Mastering London Topography Changes Hippocampal Structure in Taxi Drivers

Can spatial training alter the anatomy of the hippocampus in humans as it does in animals? To test this idea, a group of investigators studied the brains of licensed London taxi drivers (Maguire et al., 2000). These drivers are very well suited for such a study because, in order to obtain a license, they must undergo intensive training about London streets and locations (called colloquially “being on The Knowledge”). This training requires 2 years, on average, and it is followed by a stringent set of police examinations.

In an earlier study using positron emission tomography (PET), the same investigators had found that having London taxi drivers recall complex routes around the city caused activation of a network of brain regions that included the right hippocampus; recall of landmarks for which the subjects had no knowledge of their location within a spatial framework activated similar brain regions, except for the right hippocampus (Maguire et al., 1997).

In the later study the experimental subjects were 16 right-handed men whose careers as licensed drivers ranged from 1.5 to 42 years; all had healthy general medical, neurological, and psychiatric profiles. Structural MRI scans of their brains were obtained and measured. For comparison, the investigators studied MRI scans of 50 healthy right-handed males who were in a similar age range and did not drive taxis. The only brain regions that showed structural differences between the taxi drivers and control subjects were the right and left hippocampi (Figure 1). The posterior part of the hippocampus was significantly larger in taxi drivers than in controls in both the right and the left hemispheres (Figure 2). In contrast, the anterior part of the hippocampus was significantly smaller in taxi drivers than in controls. There was no significant difference between taxi drivers and controls in either the midportion (body) or the overall size of the hippocampi.

Figure 1 Region including the hippocampus

Figure 2 Area that is larger in experienced drivers than in new drivers

Could these differences reflect an innate predisposition to learn to navigate the streets of London? To test this possibility, the investigators plotted the volume of the anterior and the posterior hippocampus against the number of months each person had spent as a taxi driver. The volume of the anterior right hippocampus correlated significantly negatively with the duration of taxi experience (r = –0.6, p < 0.05), and the volume of the posterior right hippocampus correlated significantly positively with the duration of taxi experience (r = 0.6, p < 0.05). Thus, the greater the duration of taxi experience, the greater the anatomical effect in the right hippocampus. These correlations strongly indicate that experience alters the hippocampus, rather than initial hippocampal differences reflecting an innate disposition to acquire spatial knowledge. The left hippocampus did not show significant changes with duration of experience, suggesting that the left and right hippocampi participate differently in spatial navigation and memory.
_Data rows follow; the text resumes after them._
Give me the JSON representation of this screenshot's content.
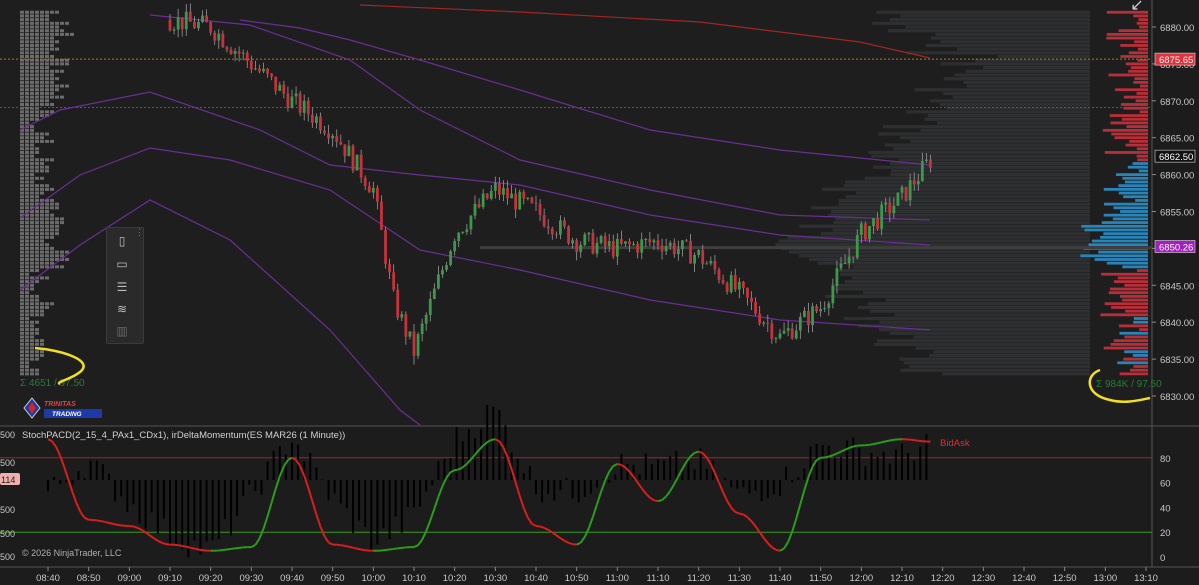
{
  "price_axis": {
    "ticks": [
      "6880.00",
      "6875.00",
      "6870.00",
      "6865.00",
      "6860.00",
      "6855.00",
      "6850.00",
      "6845.00",
      "6840.00",
      "6835.00",
      "6830.00"
    ],
    "markers": [
      {
        "label": "6875.65",
        "color": "#e0323c"
      },
      {
        "label": "6862.50",
        "color": "#111111"
      },
      {
        "label": "6850.26",
        "color": "#a020c0"
      }
    ]
  },
  "time_axis": {
    "ticks": [
      "08:40",
      "08:50",
      "09:00",
      "09:10",
      "09:20",
      "09:30",
      "09:40",
      "09:50",
      "10:00",
      "10:10",
      "10:20",
      "10:30",
      "10:40",
      "10:50",
      "11:00",
      "11:10",
      "11:20",
      "11:30",
      "11:40",
      "11:50",
      "12:00",
      "12:10",
      "12:20",
      "12:30",
      "12:40",
      "12:50",
      "13:00",
      "13:10"
    ]
  },
  "left_profile_label": "Σ 4651 / 97.50",
  "right_profile_label": "Σ 984K / 97.50",
  "indicator": {
    "title": "StochPACD(2_15_4_PAx1_CDx1), irDeltaMomentum(ES MAR26 (1 Minute))",
    "tag": "BidAsk",
    "right_ticks": [
      "80",
      "60",
      "40",
      "20",
      "0"
    ],
    "left_ticks": [
      "500",
      "500",
      "114",
      "500",
      "500",
      "500"
    ]
  },
  "copyright": "© 2026 NinjaTrader, LLC",
  "logo": {
    "line1": "TRINITAS",
    "line2": "TRADING"
  },
  "toolbar": {
    "icons": [
      "rectangle-tool-icon",
      "select-tool-icon",
      "volume-profile-icon",
      "wave-icon",
      "bars-icon"
    ]
  },
  "colors": {
    "up": "#3a9a4a",
    "down": "#c8323c",
    "vwap": "#7a2fa8",
    "stoch": "#d81e1e",
    "stoch_green": "#2a9d1a"
  },
  "chart_data": {
    "type": "candlestick",
    "instrument": "ES MAR26 (1 Minute)",
    "price_range": [
      6828,
      6882
    ],
    "time_range": [
      "08:40",
      "13:10"
    ],
    "close_series": {
      "times": [
        "09:10",
        "09:20",
        "09:30",
        "09:40",
        "09:50",
        "10:00",
        "10:05",
        "10:10",
        "10:20",
        "10:30",
        "10:40",
        "10:50",
        "11:00",
        "11:10",
        "11:20",
        "11:30",
        "11:40",
        "11:50",
        "12:00",
        "12:10",
        "12:17"
      ],
      "values": [
        6881,
        6880,
        6875,
        6870,
        6866,
        6858,
        6843,
        6836,
        6852,
        6858,
        6855,
        6851,
        6850,
        6851,
        6849,
        6844,
        6838,
        6842,
        6852,
        6857,
        6862
      ]
    },
    "key_levels": [
      {
        "label": "6875.65",
        "price": 6875.65
      },
      {
        "label": "6862.50",
        "price": 6862.5
      },
      {
        "label": "6850.26",
        "price": 6850.26
      }
    ],
    "indicator": {
      "ylim": [
        0,
        100
      ],
      "levels": [
        80,
        20
      ],
      "stoch": {
        "times": [
          "08:40",
          "08:50",
          "09:00",
          "09:10",
          "09:20",
          "09:30",
          "09:40",
          "09:50",
          "10:00",
          "10:10",
          "10:20",
          "10:30",
          "10:40",
          "10:50",
          "11:00",
          "11:10",
          "11:20",
          "11:30",
          "11:40",
          "11:50",
          "12:00",
          "12:10",
          "12:17"
        ],
        "values": [
          95,
          30,
          25,
          10,
          5,
          8,
          80,
          10,
          5,
          8,
          70,
          95,
          25,
          10,
          75,
          45,
          85,
          35,
          5,
          80,
          90,
          95,
          93
        ]
      },
      "delta_histogram": {
        "times": [
          "08:40",
          "08:50",
          "09:00",
          "09:10",
          "09:20",
          "09:30",
          "09:40",
          "09:50",
          "10:00",
          "10:10",
          "10:20",
          "10:30",
          "10:40",
          "10:50",
          "11:00",
          "11:10",
          "11:20",
          "11:30",
          "11:40",
          "11:50",
          "12:00",
          "12:10",
          "12:17"
        ],
        "values": [
          -8,
          12,
          -15,
          -35,
          -45,
          -10,
          28,
          -12,
          -40,
          -22,
          25,
          45,
          -5,
          -8,
          10,
          8,
          12,
          -10,
          -2,
          22,
          18,
          15,
          25
        ]
      }
    }
  }
}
Although this report offers surprising new information, like much innovative research it also raises many new questions. For example, is there a behavioral correlate to the reduction of size of the anterior hippocampus in taxi drivers? A report of this research in The Economist (“Neuroscience,” 2000) comments ironically, “Whether the loss of frontal [hippocampal] tissue has any relationship with the robust political opinions for which London cabbies are renowned is an area that remains mercifully uninvestigated” (p. 83).

In a commentary on this study, Terrazas and McNaughton (2000) pointed out some surprises and some paths for future work. For example, they expressed surprise that changes in the brain with experience appear to accumulate for as long as 20 years; rather, they expected the greatest changes to occur earlier, when knowledge acquisition was greatest. MRI measures can be done repeatedly in the same subjects, so these investigators would like to see longitudinal studies of some taxi drivers. To test whether it is only acquisition of spatial knowledge that produces localized effects in the hippocampus, they suggested comparable studies with groups that have similarly high demands of nonspatial learning, such as years of legal training and practice or medical studies and practice. Clearly the research by Maguire et al. has raised as many questions as it has solved. (Photos from Maguire et al. 1997; courtesy Eleanor Maguire.)